James Hilyard is Ipswich City Council’s Infrastructure and Environment Department, City Maintenance manager.
James is a horticulturalist, arborist and holds a master’s degree in sustainability.
In this month’s column, James shares his guide for making a lasagne garden.
There are two things I am guessing that you have in abundance in your garden at the moment, weeds and lawn clippings.
Rather than put them in a green waste bin, maybe you can recycle them in your own garden?
Lasagne gardening is also known as sheet composting.
This method starts with layering different types of garden waste of compostable items, usually you have a green layer followed by a brown layer and so on and so on (different layers just like making lasagne).
The result of lasagne gardening is a healthy topsoil that would normally take many years to make naturally though the slow process of decomposition of organic material in your garden aided by an army of unseen workers.
- Do you have an area that you find it difficult to grow things in? Hard, compacted soil? Bare areas that are stony and dry?
- Pick a spot then rough up the surface with a shovel.
Pasta or meat sauce?
- Well if the green layer is the sauce and the brown layer the pasta, most chefs would agree – you start with sauce.
- That is a green layer. Your green layer could be something like fresh green grass clippings, kitchen waste, animal manures or wilted weeds.
- Then you follow on with a layer of newspaper or cardboard. The layers of newspaper help keep the weed seeds from germinating and hold it all together.
- After that you lay a brown layer of which is something like dry leaves, wood chips or mulch.
- From here you could put down a layer of chook manure, then a layer of kitchen scraps or compost.
- I like to add a layer of garden soil in there somewhere too, something with a bit of clay or good old fashioned ‘dirt’ you can get minerals and trace elements from this material that will help your plants healthy.
- The main rule for the layers is to alternate the colours and wet down each layer as you go. The reason we use a green layer and a brown layer is that it gives us balance as to moisture content and texture. If compost gets too wet it turns anaerobic and becomes smelly. Having layers of different textures and moisture levels stops it from compacting and keeps it aerated.
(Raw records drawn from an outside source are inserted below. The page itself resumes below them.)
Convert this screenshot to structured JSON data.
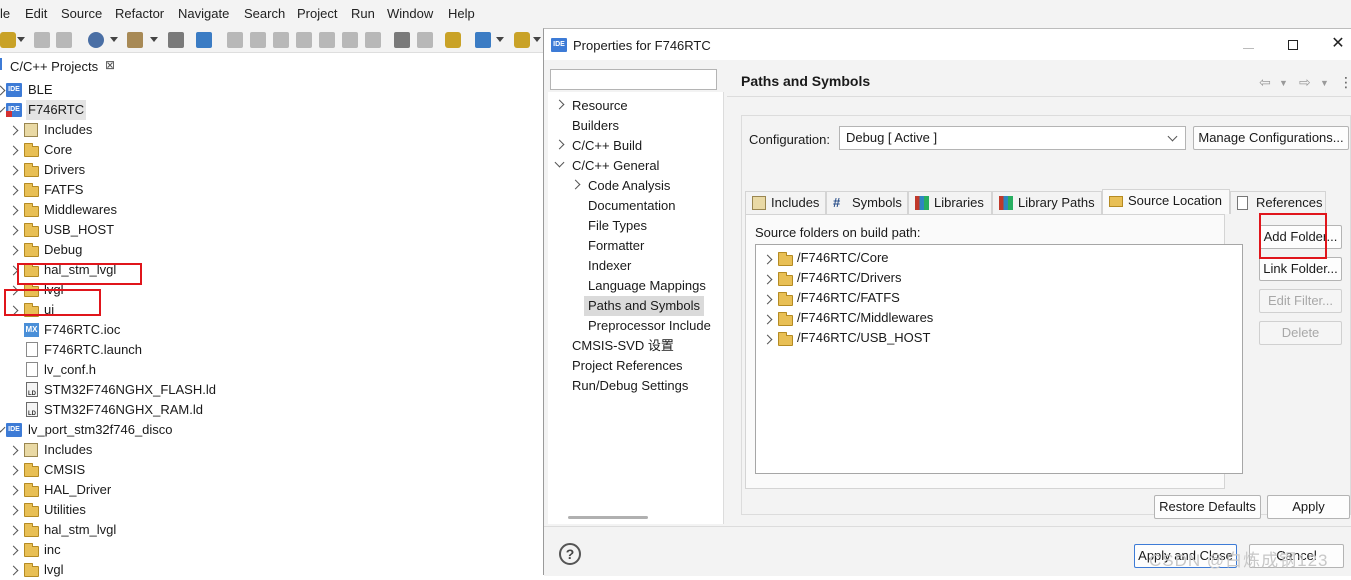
{
  "menu": [
    "le",
    "Edit",
    "Source",
    "Refactor",
    "Navigate",
    "Search",
    "Project",
    "Run",
    "Window",
    "Help"
  ],
  "project_panel": {
    "title": "C/C++ Projects",
    "close": "⊠",
    "items": [
      {
        "label": "BLE"
      },
      {
        "label": "F746RTC"
      },
      {
        "label": "Includes"
      },
      {
        "label": "Core"
      },
      {
        "label": "Drivers"
      },
      {
        "label": "FATFS"
      },
      {
        "label": "Middlewares"
      },
      {
        "label": "USB_HOST"
      },
      {
        "label": "Debug"
      },
      {
        "label": "hal_stm_lvgl"
      },
      {
        "label": "lvgl"
      },
      {
        "label": "ui"
      },
      {
        "label": "F746RTC.ioc"
      },
      {
        "label": "F746RTC.launch"
      },
      {
        "label": "lv_conf.h"
      },
      {
        "label": "STM32F746NGHX_FLASH.ld"
      },
      {
        "label": "STM32F746NGHX_RAM.ld"
      },
      {
        "label": "lv_port_stm32f746_disco"
      },
      {
        "label": "Includes"
      },
      {
        "label": "CMSIS"
      },
      {
        "label": "HAL_Driver"
      },
      {
        "label": "Utilities"
      },
      {
        "label": "hal_stm_lvgl"
      },
      {
        "label": "inc"
      },
      {
        "label": "lvgl"
      }
    ],
    "icon_text": {
      "ide": "IDE",
      "mx": "MX",
      "ld": "LD"
    }
  },
  "dialog": {
    "title": "Properties for F746RTC",
    "title_icon": "IDE",
    "filter_value": "",
    "nav": [
      {
        "label": "Resource"
      },
      {
        "label": "Builders"
      },
      {
        "label": "C/C++ Build"
      },
      {
        "label": "C/C++ General"
      },
      {
        "label": "Code Analysis"
      },
      {
        "label": "Documentation"
      },
      {
        "label": "File Types"
      },
      {
        "label": "Formatter"
      },
      {
        "label": "Indexer"
      },
      {
        "label": "Language Mappings"
      },
      {
        "label": "Paths and Symbols"
      },
      {
        "label": "Preprocessor Include"
      },
      {
        "label": "CMSIS-SVD 设置"
      },
      {
        "label": "Project References"
      },
      {
        "label": "Run/Debug Settings"
      }
    ],
    "heading": "Paths and Symbols",
    "config_label": "Configuration:",
    "config_value": "Debug  [ Active ]",
    "manage_button": "Manage Configurations...",
    "tabs": [
      {
        "label": "Includes"
      },
      {
        "label": "Symbols"
      },
      {
        "label": "Libraries"
      },
      {
        "label": "Library Paths"
      },
      {
        "label": "Source Location"
      },
      {
        "label": "References"
      }
    ],
    "symbols_glyph": "#",
    "list_label": "Source folders on build path:",
    "folders": [
      "/F746RTC/Core",
      "/F746RTC/Drivers",
      "/F746RTC/FATFS",
      "/F746RTC/Middlewares",
      "/F746RTC/USB_HOST"
    ],
    "side_buttons": {
      "add_folder": "Add Folder...",
      "link_folder": "Link Folder...",
      "edit_filter": "Edit Filter...",
      "delete": "Delete"
    },
    "restore_defaults": "Restore Defaults",
    "apply": "Apply",
    "apply_and_close": "Apply and Close",
    "cancel": "Cancel",
    "help_glyph": "?"
  },
  "watermark": "CSDN @白炼成钢123",
  "colors": {
    "highlight_box": "#e0151b",
    "ide_blue": "#3d7bd6",
    "folder": "#e8bf55"
  }
}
Let it bake
- Build it up until you get to about half a metre or so high. Then you can make some pockets in the top layer and add a bit of potting mix or good quality soil to each pocket. Then you can plant these pockets with seedlings or seeds. The pocket of soil lets the plants establish before they push out roots into the now composted layers.
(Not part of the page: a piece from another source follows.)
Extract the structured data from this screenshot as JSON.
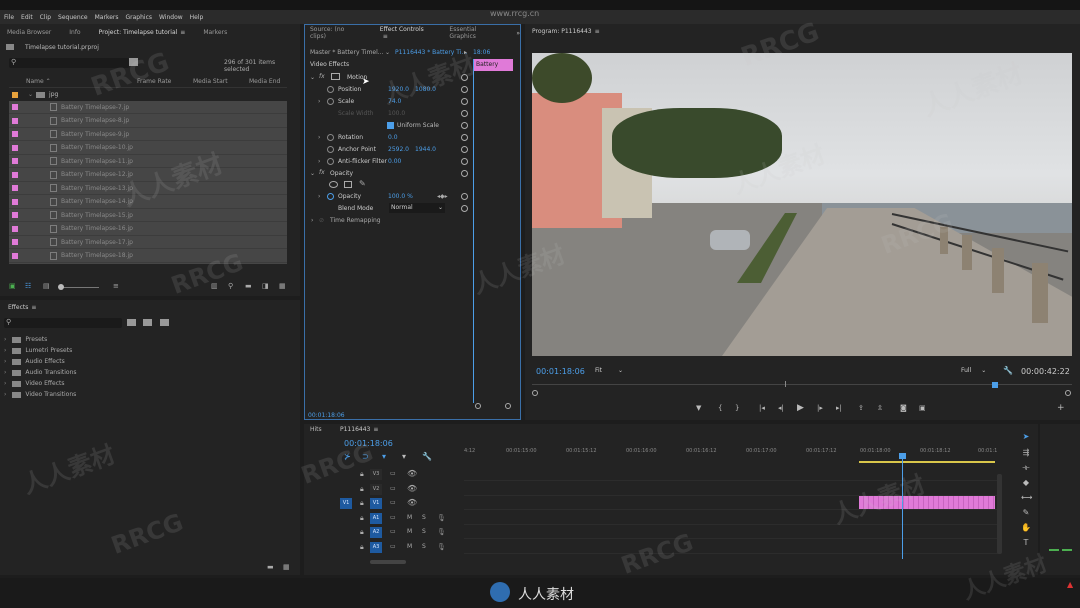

- Basically the material in the layers will start to breakdown and earthworms will also work their way through the material and do their magic munching away on each layer and your lasagne garden will start to shrink.
- You can continue to add layers as the plants grow and you can easily add your kitchen compost scraps to the garden, it’s a bit like an open compost heap.
- At the end of the process when you have harvested your vegetables or whatever you planted you will be left with a beautiful friable worm rich soil all without any digging.